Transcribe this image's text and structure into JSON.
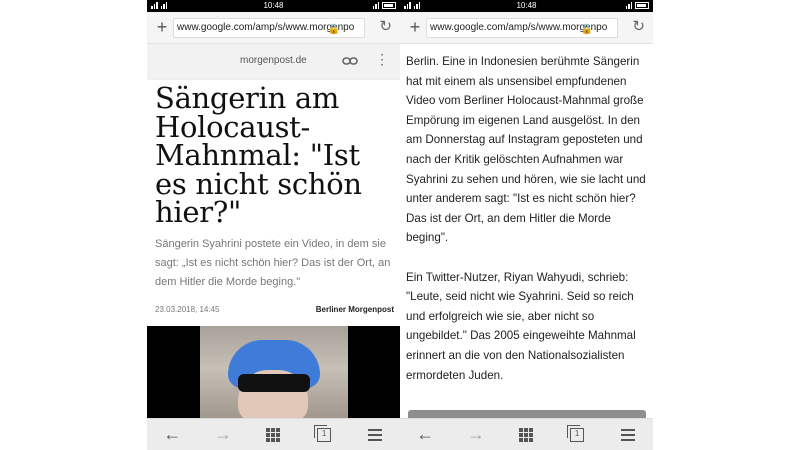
{
  "status": {
    "time": "10:48"
  },
  "left": {
    "url": "www.google.com/amp/s/www.morgenpo",
    "site": "morgenpost.de",
    "headline": "Sängerin am Holocaust-Mahnmal: \"Ist es nicht schön hier?\"",
    "subheadline": "Sängerin Syahrini postete ein Video, in dem sie sagt: „Ist es nicht schön hier? Das ist der Ort, an dem Hitler die Morde beging.\"",
    "date": "23.03.2018, 14:45",
    "source": "Berliner Morgenpost"
  },
  "right": {
    "url": "www.google.com/amp/s/www.morgenpo",
    "paragraphs": [
      "Berlin. Eine in Indonesien berühmte Sängerin hat mit einem als unsensibel empfundenen Video vom Berliner Holocaust-Mahnmal große Empörung im eigenen Land ausgelöst. In den am Donnerstag auf Instagram geposteten und nach der Kritik gelöschten Aufnahmen war Syahrini zu sehen und hören, wie sie lacht und unter anderem sagt: \"Ist es nicht schön hier? Das ist der Ort, an dem Hitler die Morde beging\".",
      "Ein Twitter-Nutzer, Riyan Wahyudi, schrieb: \"Leute, seid nicht wie Syahrini. Seid so reich und erfolgreich wie sie, aber nicht so ungebildet.\" Das 2005 eingeweihte Mahnmal erinnert an die von den Nationalsozialisten ermordeten Juden."
    ]
  },
  "bottombar": {
    "tab_count": "1"
  },
  "icons": {
    "plus": "+",
    "lock": "🔒",
    "reload": "↻",
    "link": "🔗",
    "more": "⋮",
    "back": "←",
    "forward": "→"
  }
}
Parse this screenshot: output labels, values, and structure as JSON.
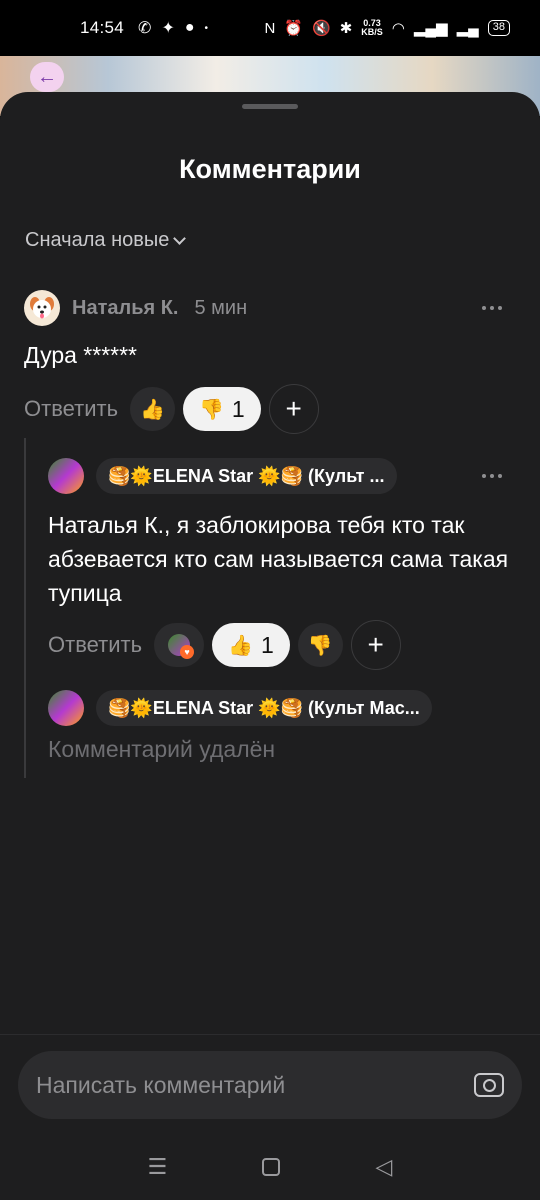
{
  "status_bar": {
    "time": "14:54",
    "speed_value": "0.73",
    "speed_unit": "KB/S",
    "battery": "38"
  },
  "sheet": {
    "title": "Комментарии",
    "sort_label": "Сначала новые"
  },
  "comments": [
    {
      "author": "Наталья К.",
      "time": "5 мин",
      "text": "Дура ******",
      "reply_label": "Ответить",
      "reactions": [
        {
          "icon": "thumbs-up-icon",
          "emoji": "👍",
          "count": ""
        },
        {
          "icon": "thumbs-down-icon",
          "emoji": "👎",
          "count": "1",
          "active": true
        }
      ]
    },
    {
      "author": "🥞🌞ELENA Star 🌞🥞 (Культ ...",
      "text": "Наталья К., я заблокирова тебя кто так абзевается кто сам называется сама такая тупица",
      "reply_label": "Ответить",
      "reactions": [
        {
          "icon": "thumbs-up-icon",
          "emoji": "👍",
          "count": "1",
          "active": true
        },
        {
          "icon": "thumbs-down-icon",
          "emoji": "👎",
          "count": ""
        }
      ]
    },
    {
      "author": "🥞🌞ELENA Star 🌞🥞 (Культ Мас...",
      "text": "Комментарий удалён"
    }
  ],
  "input": {
    "placeholder": "Написать комментарий"
  },
  "colors": {
    "sheet_bg": "#1e1e1f",
    "chip_bg": "#2c2c2e",
    "muted_text": "#8e8e91"
  }
}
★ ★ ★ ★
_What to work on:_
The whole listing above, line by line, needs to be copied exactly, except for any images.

_Exercise result:_
Transcribe this image's text and structure into JSON.
{
  "status": {
    "time": "10:48"
  },
  "left": {
    "url": "www.google.com/amp/s/www.morgenpo",
    "site": "morgenpost.de",
    "headline": "Sängerin am Holocaust-Mahnmal: \"Ist es nicht schön hier?\"",
    "subheadline": "Sängerin Syahrini postete ein Video, in dem sie sagt: „Ist es nicht schön hier? Das ist der Ort, an dem Hitler die Morde beging.\"",
    "date": "23.03.2018, 14:45",
    "source": "Berliner Morgenpost"
  },
  "right": {
    "url": "www.google.com/amp/s/www.morgenpo",
    "paragraphs": [
      "Berlin. Eine in Indonesien berühmte Sängerin hat mit einem als unsensibel empfundenen Video vom Berliner Holocaust-Mahnmal große Empörung im eigenen Land ausgelöst. In den am Donnerstag auf Instagram geposteten und nach der Kritik gelöschten Aufnahmen war Syahrini zu sehen und hören, wie sie lacht und unter anderem sagt: \"Ist es nicht schön hier? Das ist der Ort, an dem Hitler die Morde beging\".",
      "Ein Twitter-Nutzer, Riyan Wahyudi, schrieb: \"Leute, seid nicht wie Syahrini. Seid so reich und erfolgreich wie sie, aber nicht so ungebildet.\" Das 2005 eingeweihte Mahnmal erinnert an die von den Nationalsozialisten ermordeten Juden."
    ]
  },
  "bottombar": {
    "tab_count": "1"
  },
  "icons": {
    "plus": "+",
    "lock": "🔒",
    "reload": "↻",
    "link": "🔗",
    "more": "⋮",
    "back": "←",
    "forward": "→"
  }
}
Parse this screenshot: output labels, values, and structure as JSON.
{
  "status_bar": {
    "time": "14:54",
    "speed_value": "0.73",
    "speed_unit": "KB/S",
    "battery": "38"
  },
  "sheet": {
    "title": "Комментарии",
    "sort_label": "Сначала новые"
  },
  "comments": [
    {
      "author": "Наталья К.",
      "time": "5 мин",
      "text": "Дура ******",
      "reply_label": "Ответить",
      "reactions": [
        {
          "icon": "thumbs-up-icon",
          "emoji": "👍",
          "count": ""
        },
        {
          "icon": "thumbs-down-icon",
          "emoji": "👎",
          "count": "1",
          "active": true
        }
      ]
    },
    {
      "author": "🥞🌞ELENA Star 🌞🥞 (Культ ...",
      "text": "Наталья К., я заблокирова тебя кто так абзевается кто сам называется сама такая тупица",
      "reply_label": "Ответить",
      "reactions": [
        {
          "icon": "thumbs-up-icon",
          "emoji": "👍",
          "count": "1",
          "active": true
        },
        {
          "icon": "thumbs-down-icon",
          "emoji": "👎",
          "count": ""
        }
      ]
    },
    {
      "author": "🥞🌞ELENA Star 🌞🥞 (Культ Мас...",
      "text": "Комментарий удалён"
    }
  ],
  "input": {
    "placeholder": "Написать комментарий"
  },
  "colors": {
    "sheet_bg": "#1e1e1f",
    "chip_bg": "#2c2c2e",
    "muted_text": "#8e8e91"
  }
}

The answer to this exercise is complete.